EXERCISE REQUIREMENTS: Output each entry verbatim.
━━━ INFORMATION SUPPLIED
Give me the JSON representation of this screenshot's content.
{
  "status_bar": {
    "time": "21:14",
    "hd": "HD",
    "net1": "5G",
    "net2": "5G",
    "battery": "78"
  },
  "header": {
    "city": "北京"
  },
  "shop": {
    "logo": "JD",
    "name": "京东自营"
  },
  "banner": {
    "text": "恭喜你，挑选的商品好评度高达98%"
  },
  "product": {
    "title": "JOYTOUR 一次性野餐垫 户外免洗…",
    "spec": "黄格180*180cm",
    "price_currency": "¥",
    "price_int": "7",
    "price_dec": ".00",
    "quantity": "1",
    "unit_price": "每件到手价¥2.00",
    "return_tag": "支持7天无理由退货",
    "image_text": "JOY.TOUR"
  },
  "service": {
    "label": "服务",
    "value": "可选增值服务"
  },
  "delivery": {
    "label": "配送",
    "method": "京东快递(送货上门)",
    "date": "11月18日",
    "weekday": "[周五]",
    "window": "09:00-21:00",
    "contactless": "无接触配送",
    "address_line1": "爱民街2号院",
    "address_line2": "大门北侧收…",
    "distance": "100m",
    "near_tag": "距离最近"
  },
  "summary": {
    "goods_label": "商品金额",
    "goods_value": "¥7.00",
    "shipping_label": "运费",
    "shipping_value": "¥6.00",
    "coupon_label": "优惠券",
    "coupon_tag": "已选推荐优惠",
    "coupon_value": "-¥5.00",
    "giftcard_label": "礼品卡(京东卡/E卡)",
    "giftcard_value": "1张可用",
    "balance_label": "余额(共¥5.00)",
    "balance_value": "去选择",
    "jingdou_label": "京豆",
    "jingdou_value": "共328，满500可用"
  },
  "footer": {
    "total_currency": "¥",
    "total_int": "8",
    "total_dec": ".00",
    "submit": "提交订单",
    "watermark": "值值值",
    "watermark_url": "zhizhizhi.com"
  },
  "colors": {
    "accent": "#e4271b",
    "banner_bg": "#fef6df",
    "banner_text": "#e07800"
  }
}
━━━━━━
ANSWER TO THE PROBLEM:
Give me the JSON representation of this screenshot's content.
{
  "status_bar": {
    "time": "21:14",
    "hd": "HD",
    "net1": "5G",
    "net2": "5G",
    "battery": "78"
  },
  "header": {
    "city": "北京"
  },
  "shop": {
    "logo": "JD",
    "name": "京东自营"
  },
  "banner": {
    "text": "恭喜你，挑选的商品好评度高达98%"
  },
  "product": {
    "title": "JOYTOUR 一次性野餐垫 户外免洗…",
    "spec": "黄格180*180cm",
    "price_currency": "¥",
    "price_int": "7",
    "price_dec": ".00",
    "quantity": "1",
    "unit_price": "每件到手价¥2.00",
    "return_tag": "支持7天无理由退货",
    "image_text": "JOY.TOUR"
  },
  "service": {
    "label": "服务",
    "value": "可选增值服务"
  },
  "delivery": {
    "label": "配送",
    "method": "京东快递(送货上门)",
    "date": "11月18日",
    "weekday": "[周五]",
    "window": "09:00-21:00",
    "contactless": "无接触配送",
    "address_line1": "爱民街2号院",
    "address_line2": "大门北侧收…",
    "distance": "100m",
    "near_tag": "距离最近"
  },
  "summary": {
    "goods_label": "商品金额",
    "goods_value": "¥7.00",
    "shipping_label": "运费",
    "shipping_value": "¥6.00",
    "coupon_label": "优惠券",
    "coupon_tag": "已选推荐优惠",
    "coupon_value": "-¥5.00",
    "giftcard_label": "礼品卡(京东卡/E卡)",
    "giftcard_value": "1张可用",
    "balance_label": "余额(共¥5.00)",
    "balance_value": "去选择",
    "jingdou_label": "京豆",
    "jingdou_value": "共328，满500可用"
  },
  "footer": {
    "total_currency": "¥",
    "total_int": "8",
    "total_dec": ".00",
    "submit": "提交订单",
    "watermark": "值值值",
    "watermark_url": "zhizhizhi.com"
  },
  "colors": {
    "accent": "#e4271b",
    "banner_bg": "#fef6df",
    "banner_text": "#e07800"
  }
}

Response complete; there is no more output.